Exercise aim -
Extract the lines that carry the string "EVIDENCE" from the listing.

^^^^^^^^^^^^^^^^

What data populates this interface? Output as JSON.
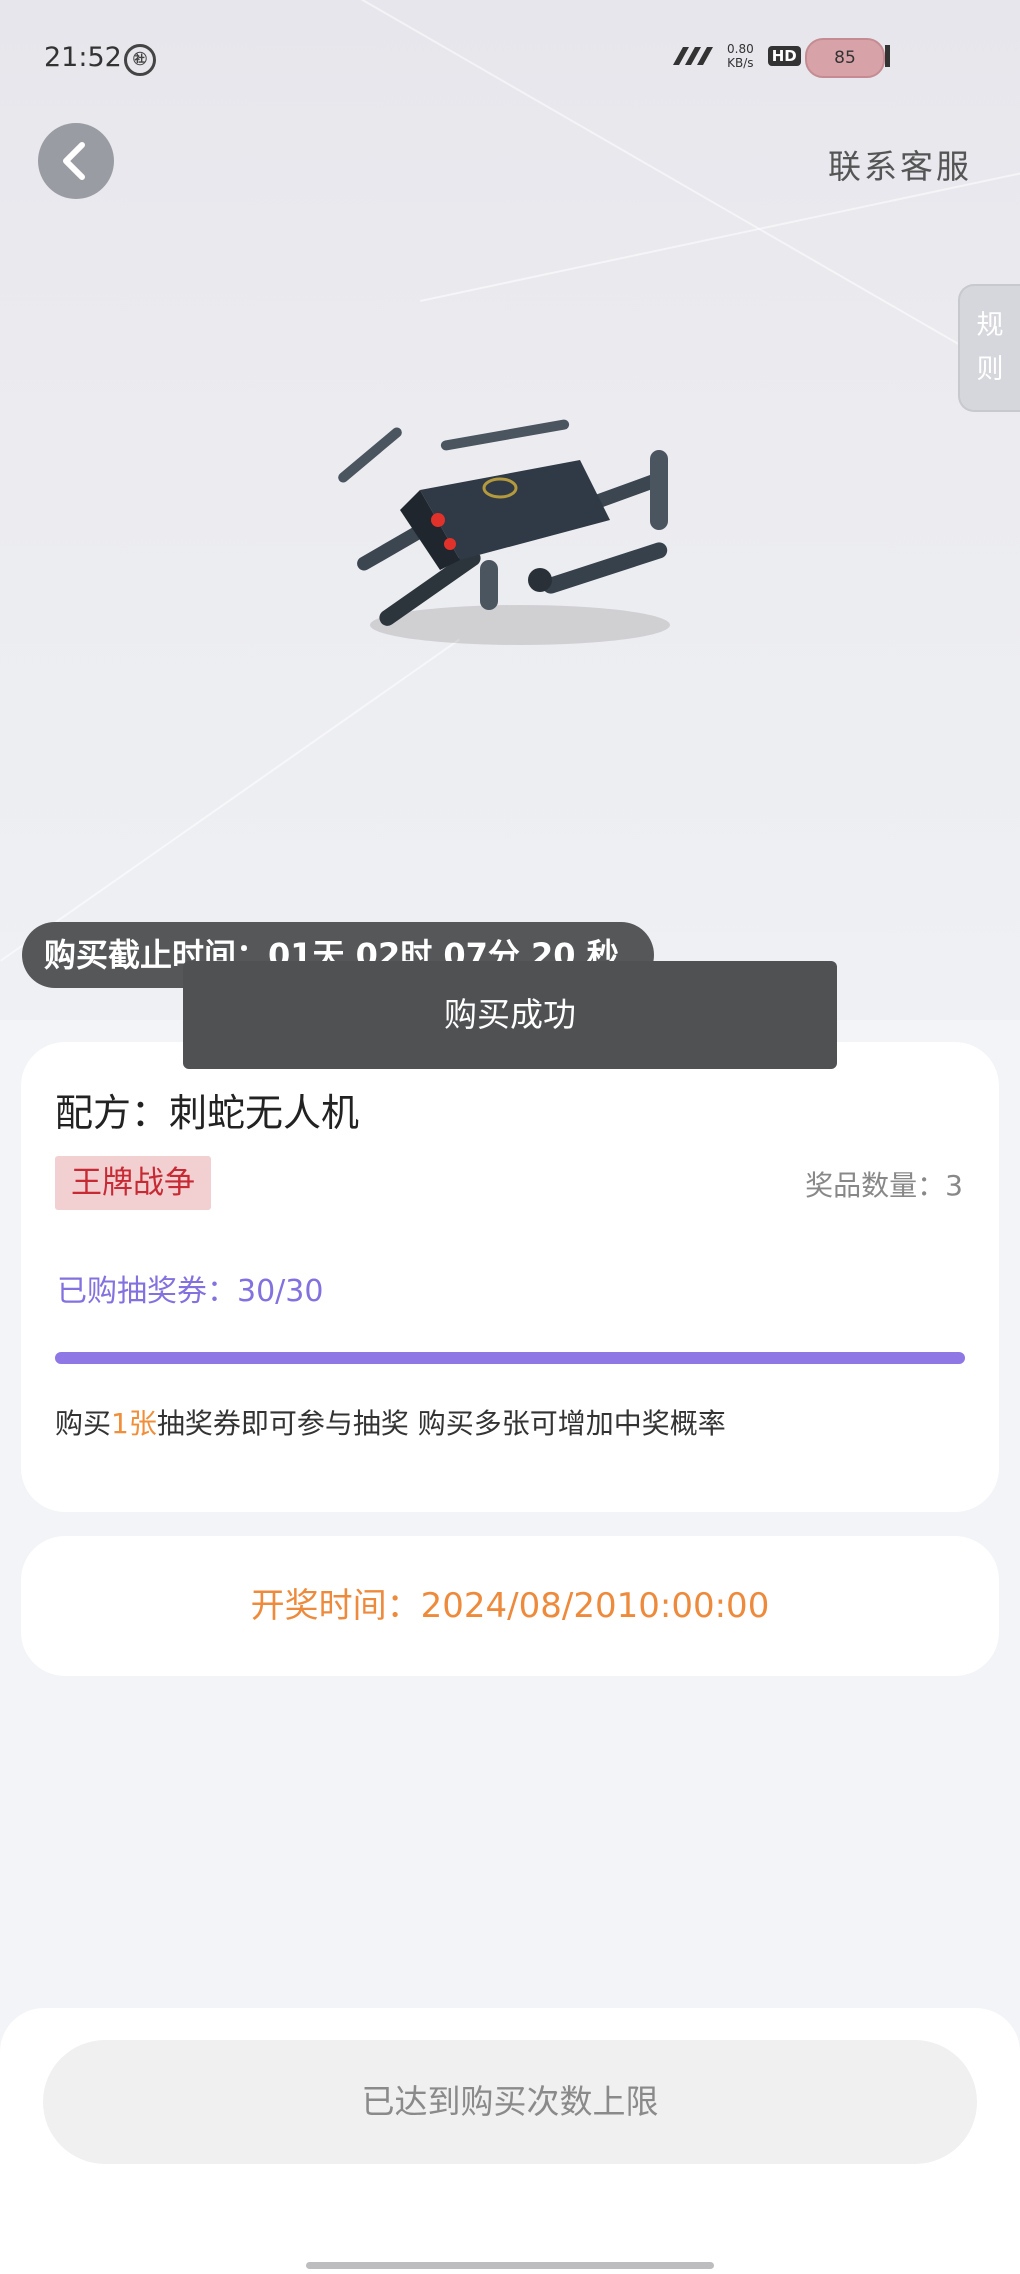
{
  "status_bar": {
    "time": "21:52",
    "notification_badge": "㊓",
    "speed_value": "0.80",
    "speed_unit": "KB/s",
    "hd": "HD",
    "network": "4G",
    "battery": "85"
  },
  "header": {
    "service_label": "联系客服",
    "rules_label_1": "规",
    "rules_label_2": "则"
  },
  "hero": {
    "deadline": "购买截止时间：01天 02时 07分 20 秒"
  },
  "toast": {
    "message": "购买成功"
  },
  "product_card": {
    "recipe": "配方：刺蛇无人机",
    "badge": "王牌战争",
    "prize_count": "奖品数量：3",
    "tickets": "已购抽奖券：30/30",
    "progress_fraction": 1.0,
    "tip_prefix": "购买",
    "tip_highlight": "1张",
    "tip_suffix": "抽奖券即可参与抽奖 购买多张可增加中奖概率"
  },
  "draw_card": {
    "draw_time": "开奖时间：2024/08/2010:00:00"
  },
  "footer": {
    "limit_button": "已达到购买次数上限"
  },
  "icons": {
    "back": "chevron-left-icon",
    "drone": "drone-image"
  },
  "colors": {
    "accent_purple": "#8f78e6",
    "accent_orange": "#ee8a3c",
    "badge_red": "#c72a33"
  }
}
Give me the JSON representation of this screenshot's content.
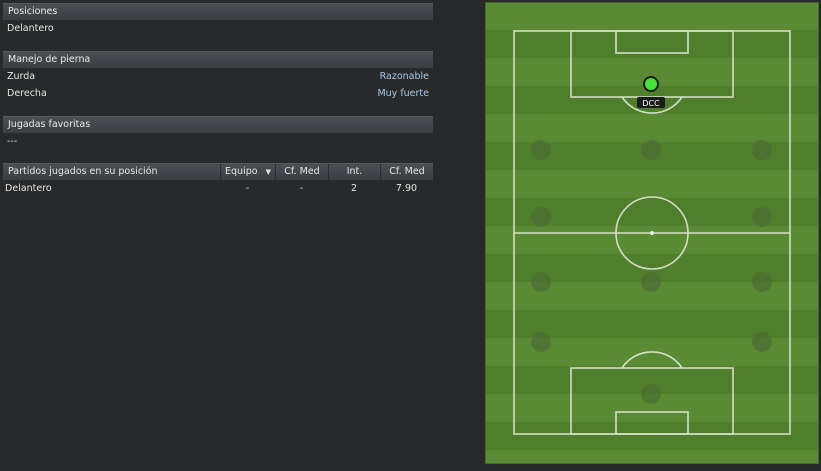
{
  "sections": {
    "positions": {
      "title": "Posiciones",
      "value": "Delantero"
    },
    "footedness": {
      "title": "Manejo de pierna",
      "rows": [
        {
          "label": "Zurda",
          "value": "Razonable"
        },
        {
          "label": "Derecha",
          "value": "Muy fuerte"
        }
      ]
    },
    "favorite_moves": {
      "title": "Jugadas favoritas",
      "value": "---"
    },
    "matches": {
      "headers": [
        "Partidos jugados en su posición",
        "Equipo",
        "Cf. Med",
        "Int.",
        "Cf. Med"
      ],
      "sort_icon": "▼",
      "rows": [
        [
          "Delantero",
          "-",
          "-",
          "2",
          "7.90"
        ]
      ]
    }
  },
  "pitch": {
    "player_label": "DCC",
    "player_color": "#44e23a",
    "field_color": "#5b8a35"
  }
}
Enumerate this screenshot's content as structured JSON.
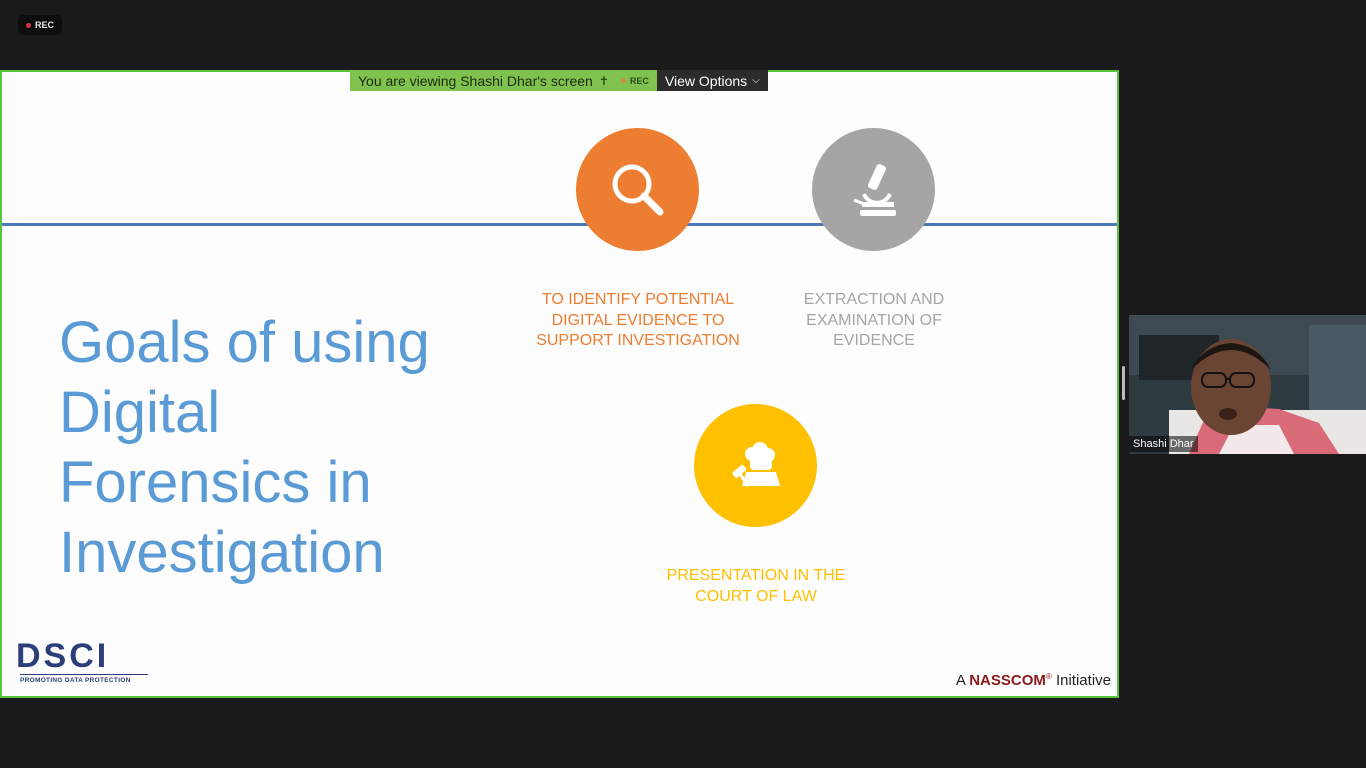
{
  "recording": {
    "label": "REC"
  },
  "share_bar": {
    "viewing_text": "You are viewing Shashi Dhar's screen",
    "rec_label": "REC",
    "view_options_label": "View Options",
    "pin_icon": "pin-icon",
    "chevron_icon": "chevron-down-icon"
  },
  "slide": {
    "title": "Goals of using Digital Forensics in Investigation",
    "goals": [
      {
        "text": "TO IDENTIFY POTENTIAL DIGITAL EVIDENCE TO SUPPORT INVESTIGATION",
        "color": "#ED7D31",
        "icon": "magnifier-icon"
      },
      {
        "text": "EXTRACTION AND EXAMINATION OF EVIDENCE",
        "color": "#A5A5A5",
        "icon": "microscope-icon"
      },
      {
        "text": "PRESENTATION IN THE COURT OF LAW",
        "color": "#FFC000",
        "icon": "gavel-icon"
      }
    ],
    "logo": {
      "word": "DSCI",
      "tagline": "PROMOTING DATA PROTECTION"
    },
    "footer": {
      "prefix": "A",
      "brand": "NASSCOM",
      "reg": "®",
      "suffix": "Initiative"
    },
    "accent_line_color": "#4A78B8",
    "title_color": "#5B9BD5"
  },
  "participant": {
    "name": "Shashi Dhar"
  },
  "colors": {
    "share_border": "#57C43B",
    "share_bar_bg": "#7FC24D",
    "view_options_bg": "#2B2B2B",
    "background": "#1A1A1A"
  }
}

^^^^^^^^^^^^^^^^

Answer -
        "text": "TO IDENTIFY POTENTIAL DIGITAL EVIDENCE TO SUPPORT INVESTIGATION",
        "text": "EXTRACTION AND EXAMINATION OF EVIDENCE",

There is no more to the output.